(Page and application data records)
= = = = = = =
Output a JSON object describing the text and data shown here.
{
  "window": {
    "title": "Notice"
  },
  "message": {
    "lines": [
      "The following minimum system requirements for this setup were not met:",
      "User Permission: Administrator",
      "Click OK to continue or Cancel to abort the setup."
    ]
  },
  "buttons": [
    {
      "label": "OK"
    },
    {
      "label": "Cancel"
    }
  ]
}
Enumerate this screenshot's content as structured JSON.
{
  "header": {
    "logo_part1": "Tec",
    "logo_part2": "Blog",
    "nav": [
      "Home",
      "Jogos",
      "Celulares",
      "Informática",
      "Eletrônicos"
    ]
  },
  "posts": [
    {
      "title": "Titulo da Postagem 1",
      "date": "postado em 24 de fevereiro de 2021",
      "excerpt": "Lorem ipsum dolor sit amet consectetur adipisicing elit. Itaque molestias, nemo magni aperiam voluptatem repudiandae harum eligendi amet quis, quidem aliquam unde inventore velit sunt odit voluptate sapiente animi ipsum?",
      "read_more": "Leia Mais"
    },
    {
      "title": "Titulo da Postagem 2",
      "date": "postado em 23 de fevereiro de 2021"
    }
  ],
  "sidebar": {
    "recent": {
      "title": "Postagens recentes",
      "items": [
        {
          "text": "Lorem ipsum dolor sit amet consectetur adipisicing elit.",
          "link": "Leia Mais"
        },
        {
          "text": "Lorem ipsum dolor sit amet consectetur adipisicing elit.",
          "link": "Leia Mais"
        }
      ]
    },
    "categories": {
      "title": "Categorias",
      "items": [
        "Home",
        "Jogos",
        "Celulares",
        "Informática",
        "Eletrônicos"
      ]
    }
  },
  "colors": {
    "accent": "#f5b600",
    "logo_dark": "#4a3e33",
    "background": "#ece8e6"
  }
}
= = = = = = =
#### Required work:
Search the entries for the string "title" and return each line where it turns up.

#### Exercise result:
    "title": "Notice"
      "title": "Titulo da Postagem 1",
      "title": "Titulo da Postagem 2",
      "title": "Postagens recentes",
      "title": "Categorias",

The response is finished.